“(I try) to push the boundaries of how something can be fabricated … I often talk to the artists I work with and bring them a project, and they’ll say ‘Oh, I don’t really think we can do this, this is going to be really hard,’ and I’ll say ‘Oh, let’s try. Why don’t we try this or that?’ I think some of my pieces are hard and difficult to replicate in terms of how they are made,” she said.
Her first forays into jewelry design began at a young age, when she put together some basic beaded pieces. Later in life, wanting to pursue her interest in art, she got her feet wet with stone setting and metal setting classes in college. She participated in a study abroad program in Florence, Italy, that inspired her passion for culture and history, an ardor her jewelry would later exhibit.
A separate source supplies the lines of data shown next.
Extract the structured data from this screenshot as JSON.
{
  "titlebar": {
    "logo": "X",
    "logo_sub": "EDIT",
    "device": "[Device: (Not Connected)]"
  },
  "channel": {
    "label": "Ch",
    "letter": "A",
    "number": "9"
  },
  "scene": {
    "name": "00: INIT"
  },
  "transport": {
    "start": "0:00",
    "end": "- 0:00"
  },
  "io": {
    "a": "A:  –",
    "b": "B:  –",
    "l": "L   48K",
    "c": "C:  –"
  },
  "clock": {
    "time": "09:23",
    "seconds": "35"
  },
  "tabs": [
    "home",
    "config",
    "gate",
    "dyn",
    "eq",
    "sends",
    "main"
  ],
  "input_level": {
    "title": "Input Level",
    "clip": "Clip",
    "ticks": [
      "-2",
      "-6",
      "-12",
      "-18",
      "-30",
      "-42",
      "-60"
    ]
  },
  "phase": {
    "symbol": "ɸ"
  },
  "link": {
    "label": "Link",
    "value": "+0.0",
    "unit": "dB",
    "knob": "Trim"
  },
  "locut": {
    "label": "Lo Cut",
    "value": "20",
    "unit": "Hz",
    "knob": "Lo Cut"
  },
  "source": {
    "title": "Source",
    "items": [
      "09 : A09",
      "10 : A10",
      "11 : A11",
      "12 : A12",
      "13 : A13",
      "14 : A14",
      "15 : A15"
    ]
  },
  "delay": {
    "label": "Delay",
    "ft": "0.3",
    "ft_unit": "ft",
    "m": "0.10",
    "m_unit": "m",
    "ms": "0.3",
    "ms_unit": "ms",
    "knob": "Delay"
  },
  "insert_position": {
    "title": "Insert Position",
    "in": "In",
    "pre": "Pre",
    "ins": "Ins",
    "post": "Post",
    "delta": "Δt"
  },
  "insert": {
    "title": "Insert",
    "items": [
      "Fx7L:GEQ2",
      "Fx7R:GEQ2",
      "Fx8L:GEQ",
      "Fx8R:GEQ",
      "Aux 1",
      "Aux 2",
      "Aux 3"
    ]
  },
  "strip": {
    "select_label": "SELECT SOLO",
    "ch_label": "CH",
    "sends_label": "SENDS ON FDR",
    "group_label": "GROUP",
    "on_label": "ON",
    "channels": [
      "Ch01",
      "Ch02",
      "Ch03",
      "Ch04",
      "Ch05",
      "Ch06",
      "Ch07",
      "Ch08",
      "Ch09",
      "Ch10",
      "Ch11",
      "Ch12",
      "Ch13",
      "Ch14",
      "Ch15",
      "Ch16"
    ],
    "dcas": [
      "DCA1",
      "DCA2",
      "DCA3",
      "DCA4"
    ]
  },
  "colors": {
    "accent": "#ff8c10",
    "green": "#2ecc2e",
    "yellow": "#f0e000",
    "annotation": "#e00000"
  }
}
“It’s been a real passion, but I don’t really think I had a plan,” Somersall maintained. “It just kind of evolved as I got older and now it’s my career. I’m thrilled that things have started to fall into place … I realized ‘Wow, I could do this.’ I could make a career out of this and could make jewelry that other people could wear.”
It was at Rhode Island School of Design, in metal working classes, that she acquired the technical expertise –computerized designing, 3-D models, wax carving, construction from sheet metal – that would take her jewelry line to the next level.
“Being at RISD there is a big emphasis on being an artist and I definitely wanted to have a company someday and was sort of struggling with my desire to make something that was kind of commercial that people would want to buy versus to put in a museum,” she said.
Although RISD professors pushed becoming an artist, she couldn’t get the idea of becoming a designer out of her head. Dreaming of selling her pieces far and wide, she enrolled in some jewelry design classes after she found her first choice, fashion, was full. It turned out to be a fateful choice: She launched her jewelry line shortly after.
Somersall’s next move is to hopefully open a new store in New York this winter, selling both her styles and those of her designer friends, and release new collections for the luxury line and KiraKira, including a line of statement cocktail rings inspired by sunflowers.
Check out all her pieces at kirakirajewelry.com.
One winner will receive a KiraKira “Sea Fan” ring (see picture above)
Here’s how to enter:
Step 2: "SHARE" the KiraKira ring post on the LadyLUX Facebook and leave a comment
The giveaway is open for 7 days. The winner is selected at random and ill be notified via Facebook or Twitter. The winner can choose her metal of choice and ring size.
Be sure to check back for future LUX giveaways!